Pritchet (1979), van Woerden et al. (1993) have searched for external factors that may have been able to supply gas and/or to trigger star formation in NGC 5102; they found no evidence for any possible encounter with another galaxy within the last few 109 years. With the mounting evidence for a multiplicity of star formation history in early-type galaxies (Bressan et al. 1996) and especially the S0 galaxies (Fisher et al. 1996), the need for an external cause is less compelling. NGC 5102 would then only appear as an extreme example of a current phenomenon with perhaps the youth of the burst and the rather short distance favouring the detection of the residual star formation. This is also consistent with the fact that the star formation takes place in the center where the gas is expected to concentrate. The central depression in the HI distribution would be the witness of the star burst started 500-800 Myr ago that would have stopped because of gas exhaustion. The HI surface density of 0.9 M[FORMULA] pc-2 (van Woerden et al. 1993) is indeed at the lowest extremity of the range of threshold values reported by Kennicutt (1989). The very central peak of HI may indicate a new replenishment of gas since the end of the burst. This is highly speculative since the origin of the gas itself (not to mention the time scale of the processes involved) is not understood. In addition, even if the gas shed by stellar evolution is a possibility that could be invoked for the origin of the gas, it is not clear why the gas should be removed and/or the star formation inhibited in a number of early-type galaxies. In this context it is interesting to note the evidence of multiple episodes of star formation in local group dwarf ellipticals (Ferguson & Binggeli 1994) and the larger fraction of color gradient (bluer toward the center) among early-type dwarf galaxies (Vader et al. 1988, Chaboyer 1994) indicating a possible increase of the occurrence of relatively recent star formation in galaxies of low-luminosity. Although not a dwarf galaxy itself, NGC 5102 has a low luminosity (M[FORMULA]).

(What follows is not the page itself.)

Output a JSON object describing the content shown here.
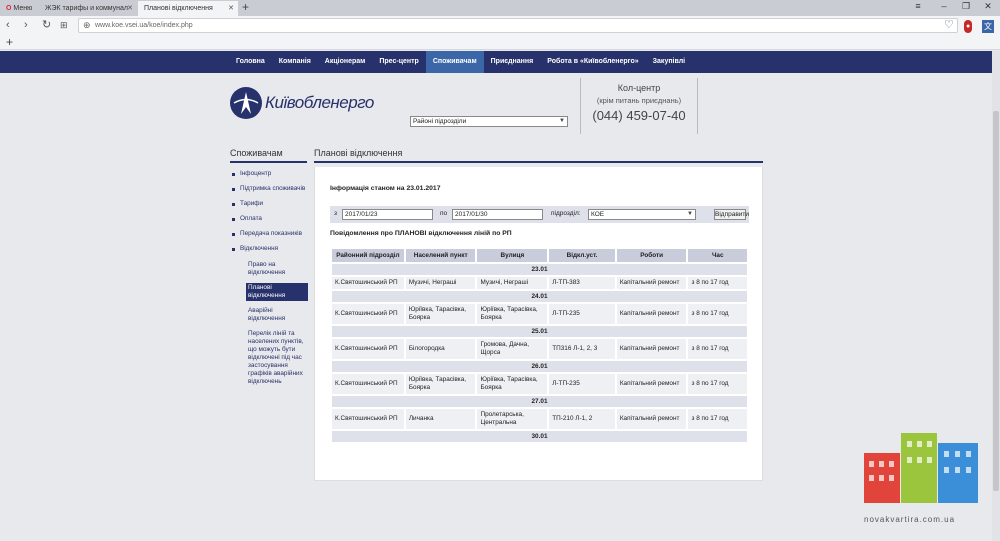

Finally our observations illustrate the general difficulty of understanding the nature of the stars responsible for the ultraviolet flux of elliptical galaxies, and, more specifically, of how any residual star formation may be distinguished from extreme horizontal branch stars and their evolutionary progeny. The comparison with NGC 3115 shows that only the most massive stars (implying only very recent bursts or on-going star formation) can be resolved by the HST provided the ellipticals are not too distant. Even though blue stars are resolved, it may be difficult to determine individually the nature of these stars with UV photometry alone as shown by the example of NGC 5102. It is worth noting that other features or parameters such as blue color gradient or integrated UVvisible color are not free of ambiguities as indicators of star formation: globular clusters also have central UV color gradient (Djorgovski & Piotto 1992) and NGC 5102, although distinct from elliptical galaxies in the (15V) vs. Mg2 plane (Dorman et al. 1995), is at the location of the globular clusters in this plane.

Previous Section Next Section Title Page Table of Contents

© European Southern Observatory (ESO) 1997

Online publication: October 15, 1997